Yes; it's even mentioned on the wikipedia page that ramsey2879 was referencing (and on the associativity page as well). It doesn't seem to be as well known as most other such conventions, probably because expressions like a^b^c don't occur all that often.Zurtex said:Really? That's a convention? That's what I intuitively thought, maybe I just noticed it so many times and it came to me without thinking.
Zurtex, what software did you use to get this answer, because it seems right that the answer would end in a two, as per Viet Dao's reply? Yet, your software has it ending in five zeros! To help validate your answer, calculate the two parts before you add them, inspect the last digits on each, and see if a rounding error happens before or after the final additon.Zurtex said:However you could just calculate it:
4^(5^6) + 6^(5^4) = 153...3920275853921484800000
Viet Dao is answering a different question- he interpreted the stacked exponentiation in a way different from the standard.SteveRives said:Zurtex, what software did you use to get this answer, because it seems right that the answer would end in a two, as per Viet Dao's reply? Yet, your software has it ending in five zeros! To help validate your answer, calculate the two parts before you add them, inspect the last digits on each, and see if a rounding error happens before or after the final additon.

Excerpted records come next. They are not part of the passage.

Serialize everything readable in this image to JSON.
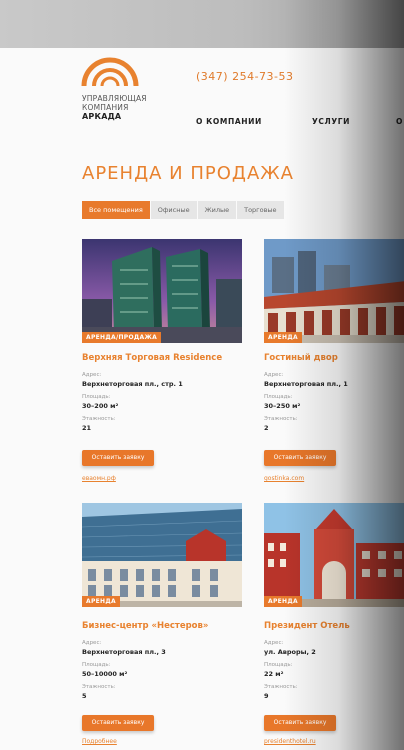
{
  "header": {
    "brand_lines": [
      "УПРАВЛЯЮЩАЯ",
      "КОМПАНИЯ",
      "АРКАДА"
    ],
    "phone": "(347) 254-73-53",
    "nav": [
      "О КОМПАНИИ",
      "УСЛУГИ",
      "О"
    ]
  },
  "page": {
    "title": "АРЕНДА И ПРОДАЖА",
    "filters": [
      "Все помещения",
      "Офисные",
      "Жилые",
      "Торговые"
    ]
  },
  "labels": {
    "address": "Адрес:",
    "area": "Площадь:",
    "floors": "Этажность:",
    "request": "Оставить заявку"
  },
  "cards": [
    {
      "tag": "АРЕНДА/ПРОДАЖА",
      "title": "Верхняя Торговая Residence",
      "address": "Верхнеторговая пл., стр. 1",
      "area": "30–200 м²",
      "floors": "21",
      "link": "еваомн.рф"
    },
    {
      "tag": "АРЕНДА",
      "title": "Гостиный двор",
      "address": "Верхнеторговая пл., 1",
      "area": "30–250 м²",
      "floors": "2",
      "link": "gostinka.com"
    },
    {
      "tag": "АРЕНДА",
      "title": "Бизнес-центр «Нестеров»",
      "address": "Верхнеторговая пл., 3",
      "area": "50–10000 м²",
      "floors": "5",
      "link": "Подробнее"
    },
    {
      "tag": "АРЕНДА",
      "title": "Президент Отель",
      "address": "ул. Авроры, 2",
      "area": "22 м²",
      "floors": "9",
      "link": "presidenthotel.ru"
    }
  ],
  "colors": {
    "accent": "#e8822f",
    "button": "#e8772a",
    "tab_bg": "#e6e6e6"
  }
}
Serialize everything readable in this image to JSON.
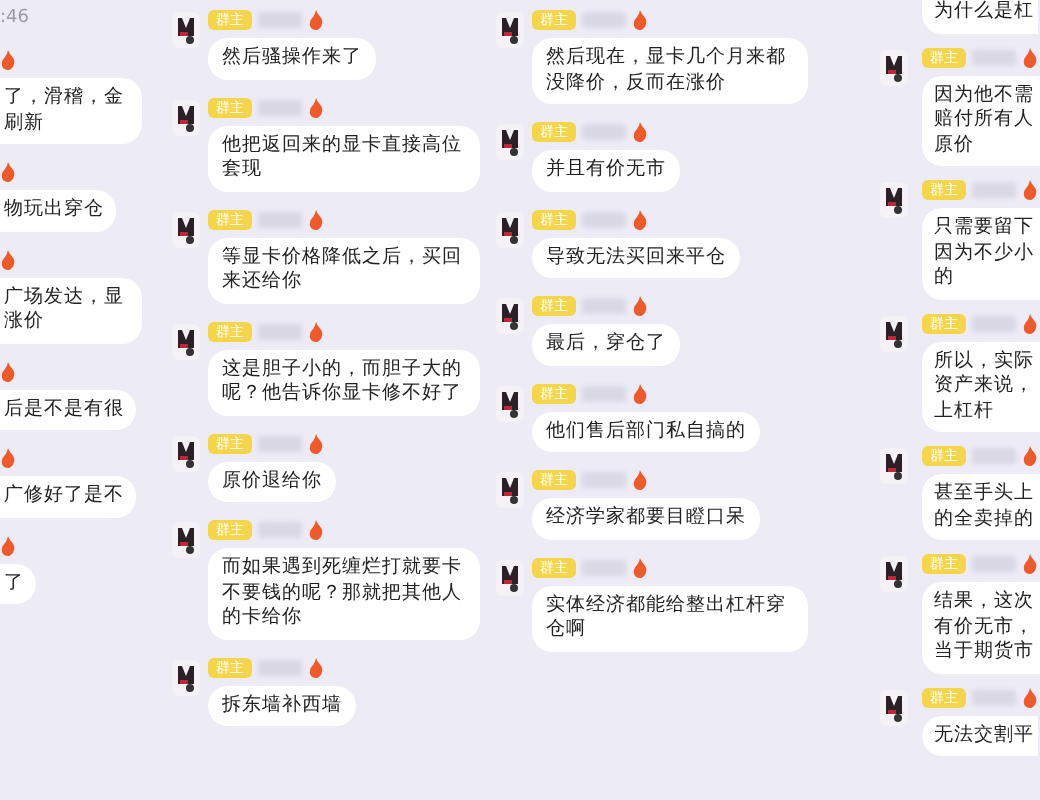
{
  "panels": [
    {
      "kind": "cut-left",
      "time": ":46",
      "messages": [
        {
          "text": "了，滑稽，金刷新"
        },
        {
          "text": "物玩出穿仓"
        },
        {
          "text": "广场发达，显涨价"
        },
        {
          "text": "后是不是有很"
        },
        {
          "text": "广修好了是不"
        },
        {
          "text": "了"
        }
      ]
    },
    {
      "kind": "full",
      "messages": [
        {
          "badge": "群主",
          "text": "然后骚操作来了"
        },
        {
          "badge": "群主",
          "text": "他把返回来的显卡直接高位套现"
        },
        {
          "badge": "群主",
          "text": "等显卡价格降低之后，买回来还给你"
        },
        {
          "badge": "群主",
          "text": "这是胆子小的，而胆子大的呢？他告诉你显卡修不好了"
        },
        {
          "badge": "群主",
          "text": "原价退给你"
        },
        {
          "badge": "群主",
          "text": "而如果遇到死缠烂打就要卡不要钱的呢？那就把其他人的卡给你"
        },
        {
          "badge": "群主",
          "text": "拆东墙补西墙"
        }
      ]
    },
    {
      "kind": "full",
      "messages": [
        {
          "badge": "群主",
          "text": "然后现在，显卡几个月来都没降价，反而在涨价"
        },
        {
          "badge": "群主",
          "text": "并且有价无市"
        },
        {
          "badge": "群主",
          "text": "导致无法买回来平仓"
        },
        {
          "badge": "群主",
          "text": "最后，穿仓了"
        },
        {
          "badge": "群主",
          "text": "他们售后部门私自搞的"
        },
        {
          "badge": "群主",
          "text": "经济学家都要目瞪口呆"
        },
        {
          "badge": "群主",
          "text": "实体经济都能给整出杠杆穿仓啊"
        }
      ]
    },
    {
      "kind": "cut-right",
      "messages": [
        {
          "text": "为什么是杠"
        },
        {
          "badge": "群主",
          "text": "因为他不需赔付所有人原价"
        },
        {
          "badge": "群主",
          "text": "只需要留下因为不少小的"
        },
        {
          "badge": "群主",
          "text": "所以，实际资产来说，上杠杆"
        },
        {
          "badge": "群主",
          "text": "甚至手头上的全卖掉的"
        },
        {
          "badge": "群主",
          "text": "结果，这次有价无市，当于期货市"
        },
        {
          "badge": "群主",
          "text": "无法交割平"
        }
      ]
    }
  ]
}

VietDao29 was interpreting the numbers differently than Zurtex; so they got different results.SteveRives said:Zurtex, what software did you use to get this answer, because it seems right that the answer would end in a two, as per Viet Dao's reply? Yet, your software has it ending in five zeros! To help validate your answer, calculate the two parts before you add them, inspect the last digits on each, and see if a rounding error happens before or after the final additon.